When the FDA would offer only “no comment” on a notorious incident last summer, Felice J. Freyer, a medical writer at The Providence (R.I.) Journal, was disappointed but not surprised. She published her story about an FDA matter (the use of unapproved IUDs) without the FDA’s input.
But Freyer became concerned when, four days after her story came out, the FDA posted on its website a “consumer update” that answered some, but not all, of the questions she had posed to the agency.
“Turns out the FDA’s position was not the ‘no comment’ I received,” Freyer wrote in an account of the incident posted on the AHCJ website.
FDA headquarters in White Oak, Md.
(Photo by thisisbossi via Flickr)
“I don’t think the FDA had anything major to hide,” Freyer added. “It seemed like the agency just couldn’t be bothered with my questions, preferring to focus on a statement for release on its own time.”

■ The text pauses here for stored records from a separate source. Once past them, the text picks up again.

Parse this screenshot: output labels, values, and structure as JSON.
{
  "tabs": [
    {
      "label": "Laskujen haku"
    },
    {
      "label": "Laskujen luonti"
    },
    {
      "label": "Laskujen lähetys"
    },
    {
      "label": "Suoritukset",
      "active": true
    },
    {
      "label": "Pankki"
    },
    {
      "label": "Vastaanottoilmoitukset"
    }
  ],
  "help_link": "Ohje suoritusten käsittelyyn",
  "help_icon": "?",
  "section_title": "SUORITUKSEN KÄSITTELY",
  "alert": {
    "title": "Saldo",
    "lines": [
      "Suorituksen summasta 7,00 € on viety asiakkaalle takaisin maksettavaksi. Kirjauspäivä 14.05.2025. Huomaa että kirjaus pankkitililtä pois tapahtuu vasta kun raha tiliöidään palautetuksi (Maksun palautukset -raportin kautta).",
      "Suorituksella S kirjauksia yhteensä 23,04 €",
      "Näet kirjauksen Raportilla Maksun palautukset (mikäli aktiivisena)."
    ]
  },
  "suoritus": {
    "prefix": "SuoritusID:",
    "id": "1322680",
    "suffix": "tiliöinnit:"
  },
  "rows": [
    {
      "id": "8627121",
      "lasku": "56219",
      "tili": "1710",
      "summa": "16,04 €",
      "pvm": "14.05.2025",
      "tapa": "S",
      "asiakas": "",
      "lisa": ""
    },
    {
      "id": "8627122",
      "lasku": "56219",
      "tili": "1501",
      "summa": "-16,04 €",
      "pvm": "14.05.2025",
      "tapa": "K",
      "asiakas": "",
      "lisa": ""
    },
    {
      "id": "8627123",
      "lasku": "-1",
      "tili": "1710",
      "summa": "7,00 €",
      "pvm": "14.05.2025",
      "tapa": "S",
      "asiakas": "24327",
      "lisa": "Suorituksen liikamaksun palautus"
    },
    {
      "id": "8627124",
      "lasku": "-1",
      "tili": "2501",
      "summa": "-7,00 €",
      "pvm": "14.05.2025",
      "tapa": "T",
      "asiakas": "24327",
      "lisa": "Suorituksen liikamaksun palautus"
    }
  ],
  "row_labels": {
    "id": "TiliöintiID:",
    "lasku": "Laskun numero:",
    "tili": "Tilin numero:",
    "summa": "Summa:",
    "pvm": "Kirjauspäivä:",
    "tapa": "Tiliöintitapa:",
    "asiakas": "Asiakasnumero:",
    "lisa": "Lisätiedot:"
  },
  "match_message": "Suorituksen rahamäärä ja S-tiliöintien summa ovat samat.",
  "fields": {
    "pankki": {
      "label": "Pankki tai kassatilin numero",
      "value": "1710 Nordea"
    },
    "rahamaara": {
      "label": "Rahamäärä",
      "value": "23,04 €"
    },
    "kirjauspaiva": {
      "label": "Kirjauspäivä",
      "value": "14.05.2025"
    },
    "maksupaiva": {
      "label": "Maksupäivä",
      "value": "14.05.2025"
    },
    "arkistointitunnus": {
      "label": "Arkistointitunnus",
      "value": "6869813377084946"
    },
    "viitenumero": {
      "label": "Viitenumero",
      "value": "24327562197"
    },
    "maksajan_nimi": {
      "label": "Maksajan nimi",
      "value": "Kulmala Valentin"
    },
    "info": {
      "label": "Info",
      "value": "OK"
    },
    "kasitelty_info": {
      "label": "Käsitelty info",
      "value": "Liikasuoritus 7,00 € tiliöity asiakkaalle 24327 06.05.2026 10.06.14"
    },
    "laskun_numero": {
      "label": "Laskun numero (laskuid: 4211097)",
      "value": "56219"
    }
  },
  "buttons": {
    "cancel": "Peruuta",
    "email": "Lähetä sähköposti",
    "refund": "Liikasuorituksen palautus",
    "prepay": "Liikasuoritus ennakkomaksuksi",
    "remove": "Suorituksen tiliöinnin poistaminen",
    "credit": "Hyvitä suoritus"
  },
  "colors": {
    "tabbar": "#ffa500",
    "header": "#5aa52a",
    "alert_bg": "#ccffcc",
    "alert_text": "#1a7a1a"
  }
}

But the web-only consumer advisory left questions unanswered and probably reached few consumers.
Freyer, who is an AHCJ board member and chair of AHCJ’s Right to Know Committee, complained about the incident, pursuing the matter up the chain of command. She eventually received an apology, but little by way of explanation. She is sharing her experience in the hope of encouraging other reporters – especially the beleaguered folks who work for the regional media – to persist in seeking information from the federal government.
“The Obama Administration has done some admirable work posting user-friendly information on the Internet,” Freyer said. “But as long as the administration’s press officers ignore and deflect reporters’ questions, the government’s websites begin to function like a state-sponsored press, containing only the information the government wants to share, forever impervious to questioning.
“I urge my fellow journalists to push back against this trend.”